-- WHAT IS NEEDED --
Once the pictures are removed, restate the data below word for word.

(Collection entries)
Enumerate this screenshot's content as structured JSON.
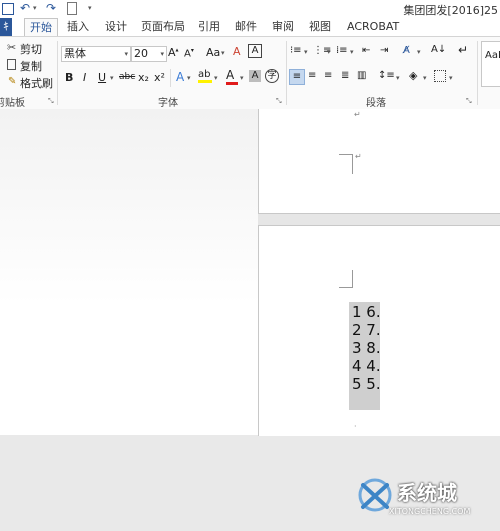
{
  "window": {
    "title": "集团团发[2016]25"
  },
  "tabs": [
    "开始",
    "插入",
    "设计",
    "页面布局",
    "引用",
    "邮件",
    "审阅",
    "视图",
    "ACROBAT"
  ],
  "file_tab_fragment": "ｷ",
  "clipboard": {
    "cut": "剪切",
    "copy": "复制",
    "format_painter": "格式刷",
    "group_label": "剪贴板"
  },
  "font": {
    "name": "黑体",
    "size": "20",
    "group_label": "字体",
    "change_case": "Aa",
    "bold": "B",
    "italic": "I",
    "underline": "U",
    "strike": "abc",
    "subscript": "x₂",
    "superscript": "x²"
  },
  "paragraph": {
    "group_label": "段落"
  },
  "styles": {
    "sample": "AaB"
  },
  "document": {
    "lines": [
      "1  6.",
      "2  7.",
      "3  8.",
      "4  4.",
      "5  5."
    ]
  },
  "watermark": {
    "brand": "系统城",
    "url": "XITONGCHENG.COM"
  },
  "colors": {
    "accent": "#2b579a",
    "font_red": "#e01b1b",
    "highlight": "#fff200",
    "selection": "#cfcfcf"
  }
}
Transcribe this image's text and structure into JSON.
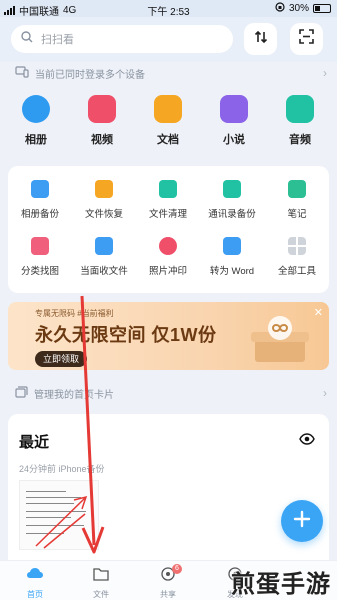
{
  "status_bar": {
    "carrier": "中国联通",
    "network": "4G",
    "time": "下午 2:53",
    "battery": "30%"
  },
  "top": {
    "search_placeholder": "扫扫看",
    "sort_icon": "sort-icon",
    "scan_icon": "scan-icon"
  },
  "devices_bar": {
    "text": "当前已同时登录多个设备"
  },
  "categories": [
    {
      "label": "相册",
      "icon": "album-icon",
      "color": "#2f9bf0"
    },
    {
      "label": "视频",
      "icon": "video-icon",
      "color": "#f04f6a"
    },
    {
      "label": "文档",
      "icon": "document-icon",
      "color": "#f5a623"
    },
    {
      "label": "小说",
      "icon": "novel-icon",
      "color": "#8a63e8"
    },
    {
      "label": "音频",
      "icon": "audio-icon",
      "color": "#21c2a4"
    }
  ],
  "tools": [
    {
      "label": "相册备份",
      "icon": "album-backup-icon",
      "color": "#3d9df2"
    },
    {
      "label": "文件恢复",
      "icon": "file-restore-icon",
      "color": "#f5a623"
    },
    {
      "label": "文件清理",
      "icon": "file-clean-icon",
      "color": "#21c2a4"
    },
    {
      "label": "通讯录备份",
      "icon": "contacts-backup-icon",
      "color": "#21c2a4"
    },
    {
      "label": "笔记",
      "icon": "notes-icon",
      "color": "#2bbf93"
    },
    {
      "label": "分类找图",
      "icon": "find-photo-icon",
      "color": "#f0607c"
    },
    {
      "label": "当面收文件",
      "icon": "receive-file-icon",
      "color": "#3d9df2"
    },
    {
      "label": "照片冲印",
      "icon": "photo-print-icon",
      "color": "#f04f6a"
    },
    {
      "label": "转为 Word",
      "icon": "word-convert-icon",
      "color": "#3d9df2"
    },
    {
      "label": "全部工具",
      "icon": "all-tools-icon",
      "color": "#cfd4da"
    }
  ],
  "banner": {
    "tag": "专属无限码  #当前福利",
    "headline": "永久无限空间 仅1W份",
    "cta": "立即领取",
    "close_icon": "close-icon"
  },
  "manage_bar": {
    "text": "管理我的首页卡片"
  },
  "recent": {
    "title": "最近",
    "subtitle": "24分钟前 iPhone备份",
    "eye_icon": "eye-icon"
  },
  "tabbar": [
    {
      "label": "首页",
      "icon": "home-icon",
      "active": true
    },
    {
      "label": "文件",
      "icon": "folder-icon",
      "active": false
    },
    {
      "label": "共享",
      "icon": "share-icon",
      "active": false,
      "badge": "6"
    },
    {
      "label": "发现",
      "icon": "discover-icon",
      "active": false
    }
  ],
  "watermark": "煎蛋手游",
  "accent": "#3aa5f5"
}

-- YOUR RESPONSE --
Enumerate this screenshot's content as structured JSON.
{
  "window": {
    "title": "集团团发[2016]25"
  },
  "tabs": [
    "开始",
    "插入",
    "设计",
    "页面布局",
    "引用",
    "邮件",
    "审阅",
    "视图",
    "ACROBAT"
  ],
  "file_tab_fragment": "ｷ",
  "clipboard": {
    "cut": "剪切",
    "copy": "复制",
    "format_painter": "格式刷",
    "group_label": "剪贴板"
  },
  "font": {
    "name": "黑体",
    "size": "20",
    "group_label": "字体",
    "change_case": "Aa",
    "bold": "B",
    "italic": "I",
    "underline": "U",
    "strike": "abc",
    "subscript": "x₂",
    "superscript": "x²"
  },
  "paragraph": {
    "group_label": "段落"
  },
  "styles": {
    "sample": "AaB"
  },
  "document": {
    "lines": [
      "1  6.",
      "2  7.",
      "3  8.",
      "4  4.",
      "5  5."
    ]
  },
  "watermark": {
    "brand": "系统城",
    "url": "XITONGCHENG.COM"
  },
  "colors": {
    "accent": "#2b579a",
    "font_red": "#e01b1b",
    "highlight": "#fff200",
    "selection": "#cfcfcf"
  }
}
Transcribe this image's text and structure into JSON.
{
  "status_bar": {
    "carrier": "中国联通",
    "network": "4G",
    "time": "下午 2:53",
    "battery": "30%"
  },
  "top": {
    "search_placeholder": "扫扫看",
    "sort_icon": "sort-icon",
    "scan_icon": "scan-icon"
  },
  "devices_bar": {
    "text": "当前已同时登录多个设备"
  },
  "categories": [
    {
      "label": "相册",
      "icon": "album-icon",
      "color": "#2f9bf0"
    },
    {
      "label": "视频",
      "icon": "video-icon",
      "color": "#f04f6a"
    },
    {
      "label": "文档",
      "icon": "document-icon",
      "color": "#f5a623"
    },
    {
      "label": "小说",
      "icon": "novel-icon",
      "color": "#8a63e8"
    },
    {
      "label": "音频",
      "icon": "audio-icon",
      "color": "#21c2a4"
    }
  ],
  "tools": [
    {
      "label": "相册备份",
      "icon": "album-backup-icon",
      "color": "#3d9df2"
    },
    {
      "label": "文件恢复",
      "icon": "file-restore-icon",
      "color": "#f5a623"
    },
    {
      "label": "文件清理",
      "icon": "file-clean-icon",
      "color": "#21c2a4"
    },
    {
      "label": "通讯录备份",
      "icon": "contacts-backup-icon",
      "color": "#21c2a4"
    },
    {
      "label": "笔记",
      "icon": "notes-icon",
      "color": "#2bbf93"
    },
    {
      "label": "分类找图",
      "icon": "find-photo-icon",
      "color": "#f0607c"
    },
    {
      "label": "当面收文件",
      "icon": "receive-file-icon",
      "color": "#3d9df2"
    },
    {
      "label": "照片冲印",
      "icon": "photo-print-icon",
      "color": "#f04f6a"
    },
    {
      "label": "转为 Word",
      "icon": "word-convert-icon",
      "color": "#3d9df2"
    },
    {
      "label": "全部工具",
      "icon": "all-tools-icon",
      "color": "#cfd4da"
    }
  ],
  "banner": {
    "tag": "专属无限码  #当前福利",
    "headline": "永久无限空间 仅1W份",
    "cta": "立即领取",
    "close_icon": "close-icon"
  },
  "manage_bar": {
    "text": "管理我的首页卡片"
  },
  "recent": {
    "title": "最近",
    "subtitle": "24分钟前 iPhone备份",
    "eye_icon": "eye-icon"
  },
  "tabbar": [
    {
      "label": "首页",
      "icon": "home-icon",
      "active": true
    },
    {
      "label": "文件",
      "icon": "folder-icon",
      "active": false
    },
    {
      "label": "共享",
      "icon": "share-icon",
      "active": false,
      "badge": "6"
    },
    {
      "label": "发现",
      "icon": "discover-icon",
      "active": false
    }
  ],
  "watermark": "煎蛋手游",
  "accent": "#3aa5f5"
}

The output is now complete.